When transported in ship carriers nickel ore with excessive humidity may exceed its flow moisture point and liquefy under the effect of cyclic ship motion induced by the swell. Liquefaction of solid bulk means that the material loses all internal strength and behaves as a liquid. Once the phenomenon happens in one or several holds, the vessel is potentially unstable and may capsize very fast.
The Flow Moisture Point, and then the Transport Moisture Limit, depend on several physical properties of the bulk mineral ore, among which its moisture content, of course, but also the amount of cyclic shear stresses exerting in the mass of ore during its maritime transportation.
With the purpose to ascertain this key parameter so-called Cyclic Shear Ratio (CSR) to be considered when calibrating TML tests from triaxial tests in laboratory, a handysize bulk carrier was instrumented inside its nickel ore cargo with a multi-parameter monitoring system aiming to sample dynamic stresses versus ship motion and sea conditions. The authors detail here below this unique experiment based on two sea passages from New Caledonia to Japan and the principal observations and results obtained.

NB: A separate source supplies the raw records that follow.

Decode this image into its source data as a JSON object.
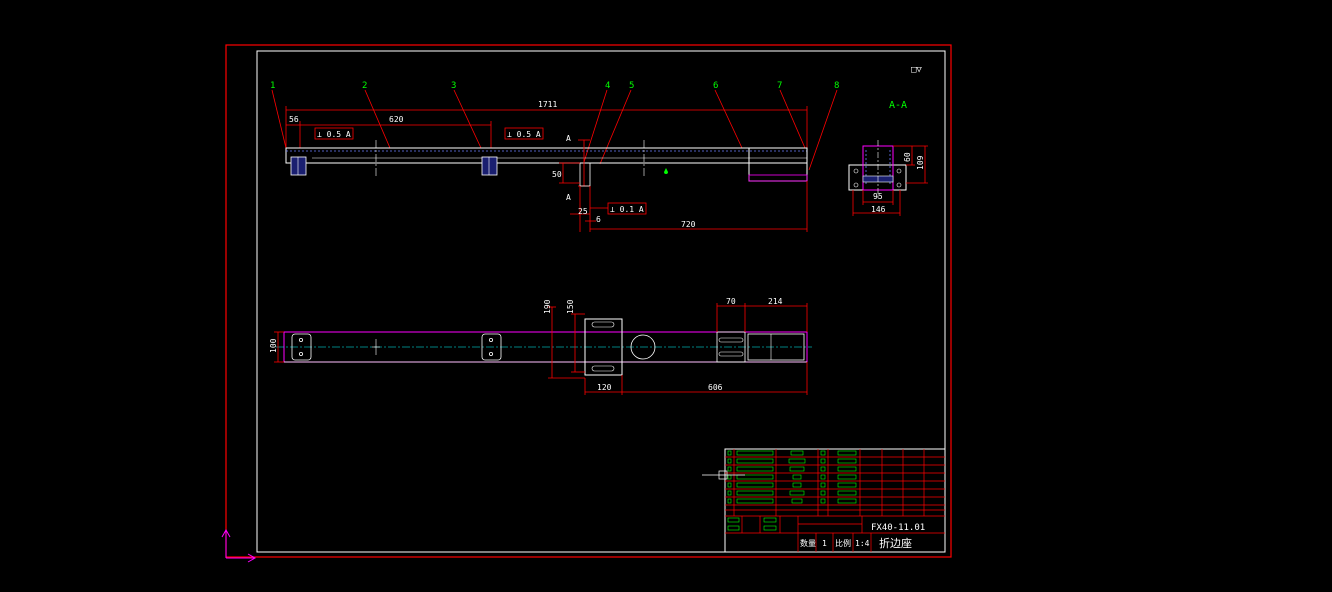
{
  "colors": {
    "background": "#000000",
    "frame": "#ff0000",
    "inner_frame": "#ffffff",
    "dimension": "#ff0000",
    "dimension_text": "#ffffff",
    "label": "#00ff00",
    "part": "#ffffff",
    "part_accent": "#ff00ff",
    "hidden": "#6a7dff",
    "center_line": "#00ffff",
    "title_lines": "#ff0000",
    "ucs": "#ff00ff"
  },
  "part_numbers": [
    "1",
    "2",
    "3",
    "4",
    "5",
    "6",
    "7",
    "8"
  ],
  "side_view": {
    "dims": {
      "overall": "1711",
      "left_offset": "56",
      "bracket_pitch": "620",
      "tolerance_1": "⊥ 0.5 A",
      "tolerance_2": "⊥ 0.5 A",
      "tolerance_3": "⊥ 0.1 A",
      "section_mark_top": "A",
      "section_mark_bottom": "A",
      "height_50": "50",
      "dim_25": "25",
      "dim_6": "6",
      "dim_720": "720"
    }
  },
  "section_view": {
    "title": "A-A",
    "dims": {
      "width_95": "95",
      "width_146": "146",
      "height_60": "60",
      "height_109": "109"
    }
  },
  "surface_mark": "□▽",
  "top_view": {
    "dims": {
      "width_100": "100",
      "dim_190": "190",
      "dim_150": "150",
      "dim_120": "120",
      "dim_606": "606",
      "dim_70": "70",
      "dim_214": "214"
    }
  },
  "title_block": {
    "drawing_no": "FX40-11.01",
    "part_name": "折边座",
    "quantity_label": "数量",
    "quantity": "1",
    "scale_label": "比例",
    "scale": "1:4"
  }
}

When transported in ship carriers, nickel ore with excessive humidity, as many other solid bulk cargos, may exceed its flow moisture point and liquefy under the effect of the cyclic ship motion induced by the swell. Liquefaction means that the solid bulk loses all internal strength and behaves as a liquid. Once the phenomena happen in one or several holds, the vessel is potentially unstable and may capsize very fast (Sheng, 2012).
Numerous dramatic shipwrecks have been reported worldwide those past decades due to the liquefaction of solid bulk cargoes. Recall that in 2010, the majority of bulk carrier deaths were attributed to cargo liquefaction. This is most likely what happened in 2010 at the origin of the shipwrecks of the Jian Fu Star (October 27, 2010 – 13 dead), the Nasco Diamond (November 10, 2010 – 21 dead) and the Hong Wei (December 3, 2010 – 10 dead). It should be noted, however, that the nickel ores transported in these vessels did not come from New Caledonia.
Based on the International Maritime Organization's work, the IMSBC code entered into force on 1 January 2011. This code establishes the conditions for maritime transportation of solid bulk cargos, including issues relating to products susceptible to liquefaction. These products are listed into the so-called group A in the "individual sheets of bulk cargoes" in Appendix 1 of the Code. Besides Nickel Concentrate, "Nickel Ore" has officially included this group and therefore cannot be transported by ship if its effective moisture content is greater than or equal to its TML. The IMSBC Code states that the shipper shall provide the ship's master or his representative with a signed certificate that must contain or be accompanied by the results of the TML testing determined as 90% of the Flow Moisture Point (FMP) and the water content of the loaded solid bulk.